As aggravating as this can be, before you grab a screwdriver and attempt to disassemble your Mac, you may want to try some of these methods to coerce it into finally ejecting the disc.
- Hold down the (left) mouse button or trackpad button during boot. This is a built-in key/button combo that dates far back into Macintosh history – it used to eject the disk from the floppy drive…
- Hold the Option key during boot. This will display all the drives you can boot from. From here, the Eject key on your keyboard should allow you to eject.
- Boot into Target Disk mode (hold down the T key until you see the Firewire logo), then tap the Eject key.
- Boot into open firmware (hold down Command-Option-O-F). Type eject cd, and wait for disk to pop out, then type “mac-boot” (without the quotes)and hit return. Note: this only works for PPC Macs.
- Zap the PRAM (reboot holding down Command-Option-P-R and releasing the keys after the 2nd chime). Your Mac will “reinventory” the attached hardware, and remount your optical drive, so you may eject it.
- Reawakening a Mac from sleep can cause it to re-mount the drive, which would then allow it to be ejectable.
- Some Macs have been known to automatically eject the disk if they remain powered up and left alone for about 10 minutes.
- Some CDs may warp when heated. So, allow your Mac to fully cool down, then eject the disk as soon as the Mac reboots.
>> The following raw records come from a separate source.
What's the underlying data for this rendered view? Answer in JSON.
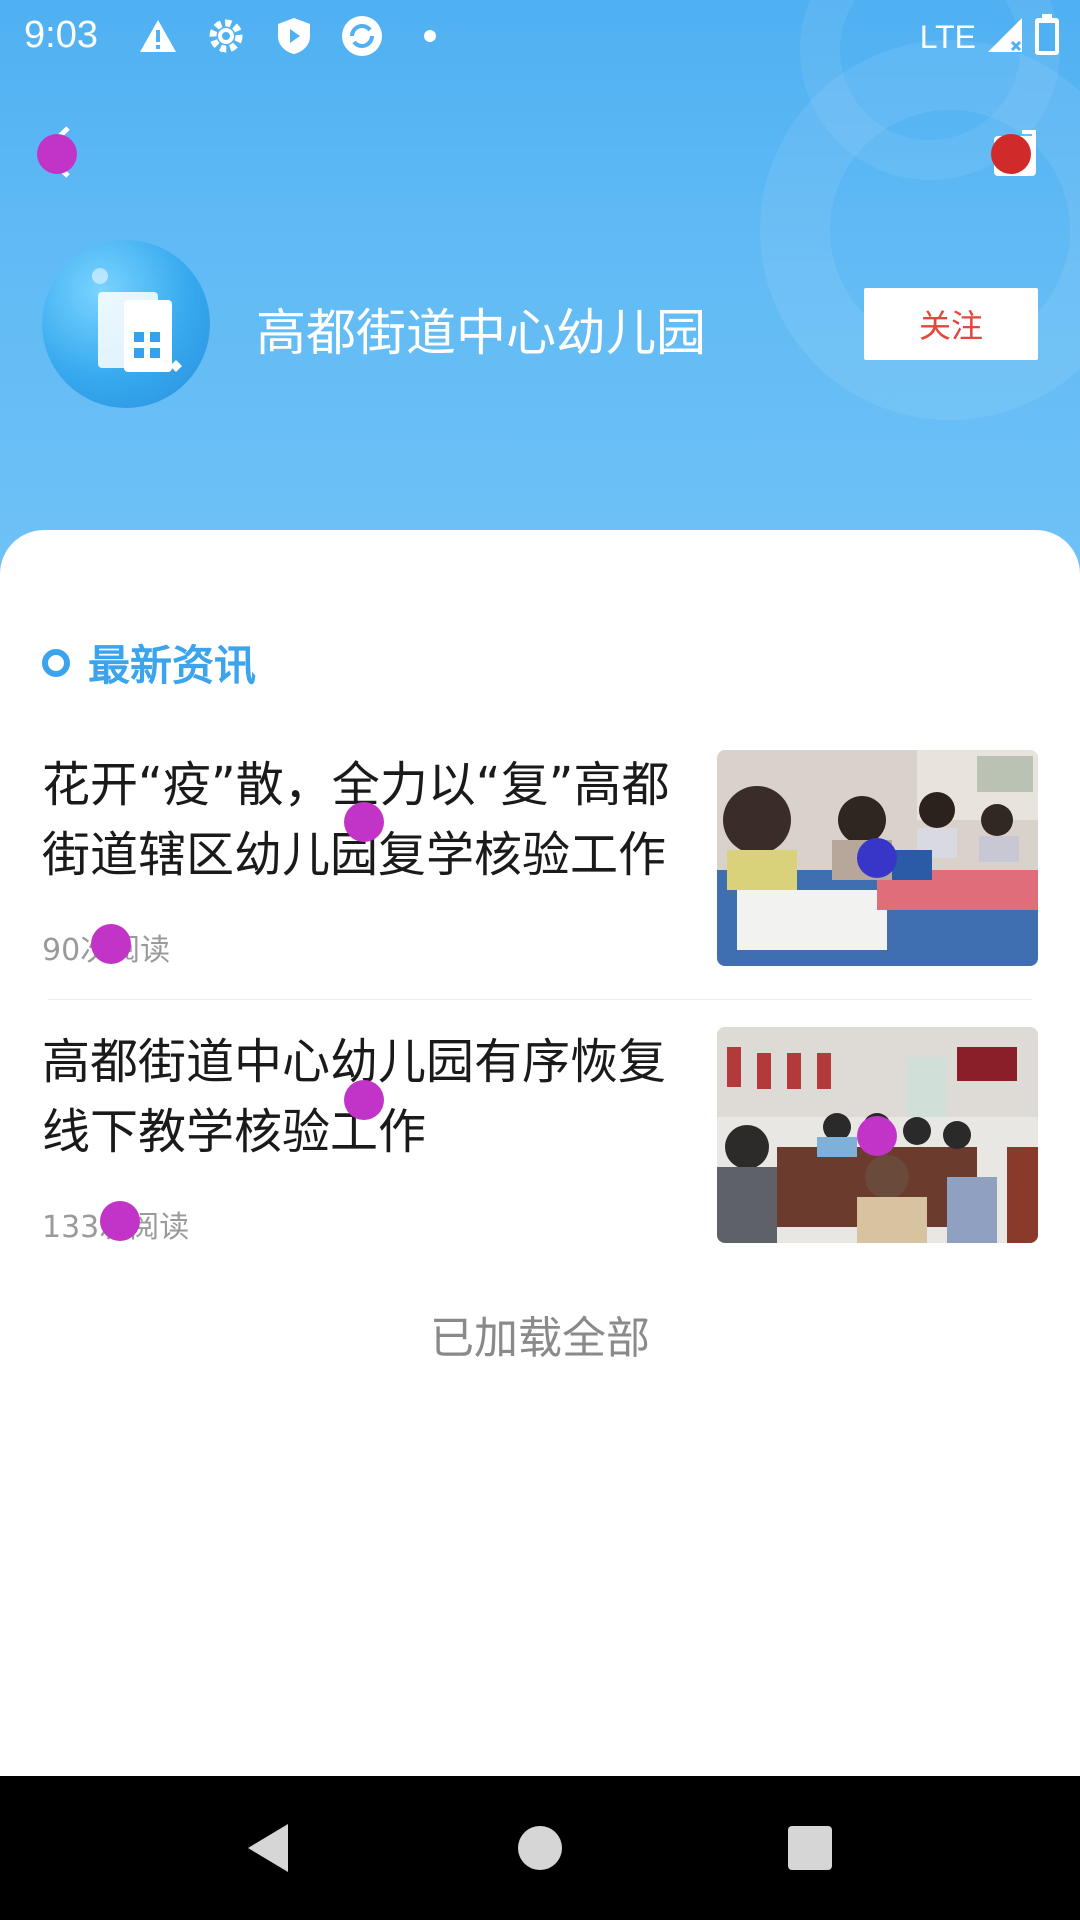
{
  "status_bar": {
    "time": "9:03",
    "network": "LTE",
    "icons": [
      "warning-icon",
      "gear-icon",
      "shield-icon",
      "sync-icon",
      "dot-icon",
      "signal-icon",
      "battery-icon"
    ]
  },
  "header": {
    "org_name": "高都街道中心幼儿园",
    "follow_label": "关注",
    "back_icon": "back-icon",
    "share_icon": "share-icon"
  },
  "section": {
    "title": "最新资讯"
  },
  "news": [
    {
      "title": "花开“疫”散，全力以“复”高都街道辖区幼儿园复学核验工作",
      "meta": "90次阅读"
    },
    {
      "title": "高都街道中心幼儿园有序恢复线下教学核验工作",
      "meta": "133次阅读"
    }
  ],
  "footer": {
    "load_all": "已加载全部"
  },
  "colors": {
    "accent": "#3ba4ec",
    "follow_text": "#e2463c",
    "header_bg": "#5cb8f4"
  },
  "nav": {
    "back": "nav-back-icon",
    "home": "nav-home-icon",
    "recents": "nav-recents-icon"
  }
}
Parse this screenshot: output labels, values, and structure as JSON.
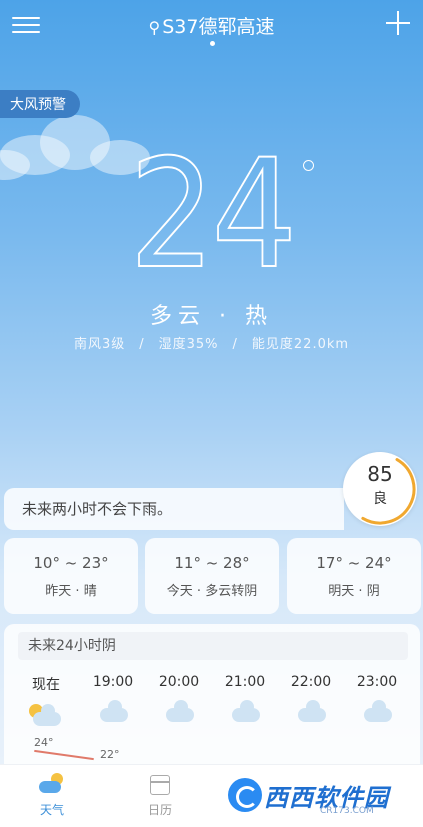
{
  "header": {
    "location": "S37德郓高速",
    "pin_icon": "location-pin-icon"
  },
  "alert": {
    "label": "大风预警"
  },
  "current": {
    "temperature": "24",
    "condition": "多云 · 热",
    "wind": "南风3级",
    "humidity": "湿度35%",
    "visibility": "能见度22.0km",
    "separator": "/"
  },
  "aqi": {
    "value": "85",
    "level": "良",
    "ring_fraction": 0.5,
    "ring_color": "#f0a830"
  },
  "rain_notice": "未来两小时不会下雨。",
  "days": [
    {
      "range": "10° ~ 23°",
      "label": "昨天 · 晴"
    },
    {
      "range": "11° ~ 28°",
      "label": "今天 · 多云转阴"
    },
    {
      "range": "17° ~ 24°",
      "label": "明天 · 阴"
    }
  ],
  "hourly": {
    "title": "未来24小时阴",
    "hours": [
      {
        "time": "现在",
        "icon": "partly-cloudy-day-icon"
      },
      {
        "time": "19:00",
        "icon": "partly-cloudy-night-icon"
      },
      {
        "time": "20:00",
        "icon": "cloud-icon"
      },
      {
        "time": "21:00",
        "icon": "cloud-icon"
      },
      {
        "time": "22:00",
        "icon": "cloud-icon"
      },
      {
        "time": "23:00",
        "icon": "cloud-icon"
      }
    ],
    "temps": [
      "24°",
      "22°"
    ]
  },
  "nav": {
    "weather": "天气",
    "calendar": "日历"
  },
  "watermark": {
    "text": "西西软件园",
    "sub": "CR173.COM"
  },
  "colors": {
    "accent": "#3c8fd8",
    "alert_bg": "#3c7ec4",
    "temp_line": "#e07a6a"
  }
}
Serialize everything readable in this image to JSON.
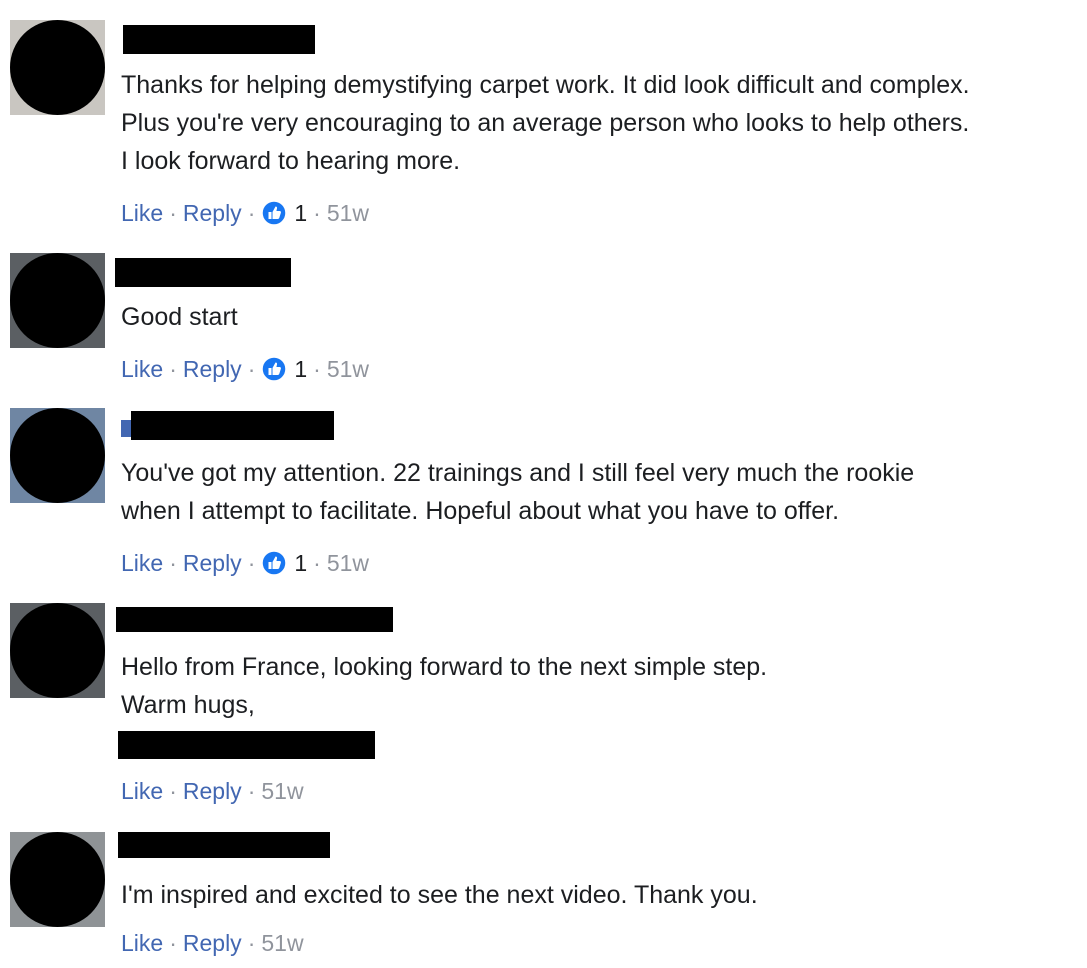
{
  "actions": {
    "like_label": "Like",
    "reply_label": "Reply",
    "separator": "·"
  },
  "colors": {
    "link": "#4267b2",
    "muted": "#90949c",
    "text": "#1c1e21",
    "like_icon": "#1877f2"
  },
  "comments": [
    {
      "text": "Thanks for helping demystifying carpet work. It did look difficult and complex.\nPlus you're very encouraging to an average person who looks to help others.\nI look forward to hearing more.",
      "reaction_icon": "thumbs-up-icon",
      "reaction_count": "1",
      "time": "51w"
    },
    {
      "text": "Good start",
      "reaction_icon": "thumbs-up-icon",
      "reaction_count": "1",
      "time": "51w"
    },
    {
      "text": "You've got my attention. 22 trainings and I still feel very much the rookie\nwhen I attempt to facilitate. Hopeful about what you have to offer.",
      "reaction_icon": "thumbs-up-icon",
      "reaction_count": "1",
      "time": "51w"
    },
    {
      "text": "Hello from France, looking forward to the next simple step.\nWarm hugs,",
      "time": "51w"
    },
    {
      "text": "I'm inspired and excited to see the next video. Thank you.",
      "time": "51w"
    }
  ]
}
While this may not be the “be-all, end-all” of disc ejection solutions, these will usually get you back on track if all you’re dealing with is a software hiccup.